The Department’s vibrant research culture in eighteenth- and nineteenth-century art and architecture dates from the 1970s. Professor David Watkin established Cambridge as a world-leading centre for the study of British and European architecture, and Dr John Gage carried out pioneering work on J.M.W. Turner and on colour in art

Since then, the appointments of Professor Blakesley (2002), Dr Salmon (2006) and Professor van Eck (2016) have consolidated strengths in architecture in its British and continental European contexts; the reception, interrogation and interpretation of classical antiquity, including Greek archaeology and antiquarianism; art and architecture in northern and eastern Europe; and the anthropology of art. Particular areas of expertise include Dr Salmon’s work on British architects of the eighteenth and nineteenth centuries, among them James ‘Athenian’ Stuart, C.R. Cockerell and William Kent, as well as Italianate architecture in Victorian Britain; Professor van Eck’s scholarship on Giovanni Battista Piranesi, Gottfried Semper and Aby Warburg; and Professor Blakesley’s work on the art and architecture of Russia and the Baltic Sea region, and on the Arts and Crafts Movement internationally. This research is part of the Department’s on-going, fundamental questioning of the canons of art history and the narratives we write about them. We are also committed to the widening of the scope of art history by including art from the supposed ‘peripheries’ of Europe, and integrating insights and methods from the anthropology of art and the material turn with reception studies.

These and other projects have involved collaboration across the University, including with colleagues in Architecture, Classics, History and Modern and Medieval Languages, as well as national partnerships with the Courtauld Institute of Art and Historic England and international partnerships with, among others, the Ecole Normale in Paris, the Ludwig-Maximiliansuniversität in Munich and Moscow State University. 

Our eighteenth- and nineteenth-century specialists have curated or contributed to international exhibitions in museums and galleries including the Victoria and Albert Museum and the National Portrait Gallery in London; the State Tretyakov Gallery, Moscow; the National Museum for Women in the Arts, Washington DC; and the Bard Graduate Center, New York. They have also supervised graduate students who now hold leadership, academic and curatorial roles in national museums, galleries and universities in Europe, Australasia and the United States. Collectively, the work of the eighteenth- and nineteenth-century specialists sustains the Department’s reputation for object-led research in multiple national and cultural contexts, and for theoretically-grounded, interdisciplinary research. 
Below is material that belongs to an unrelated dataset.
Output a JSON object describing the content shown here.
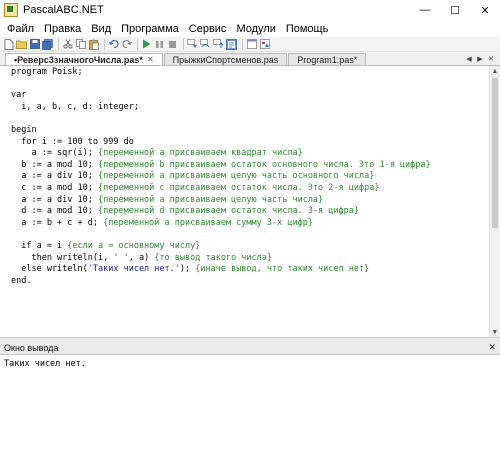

Associated Research Staff

  • Dr Deniz Turker, Leverhulme Early Career Fellow, Affiliated Lecturer in History of Art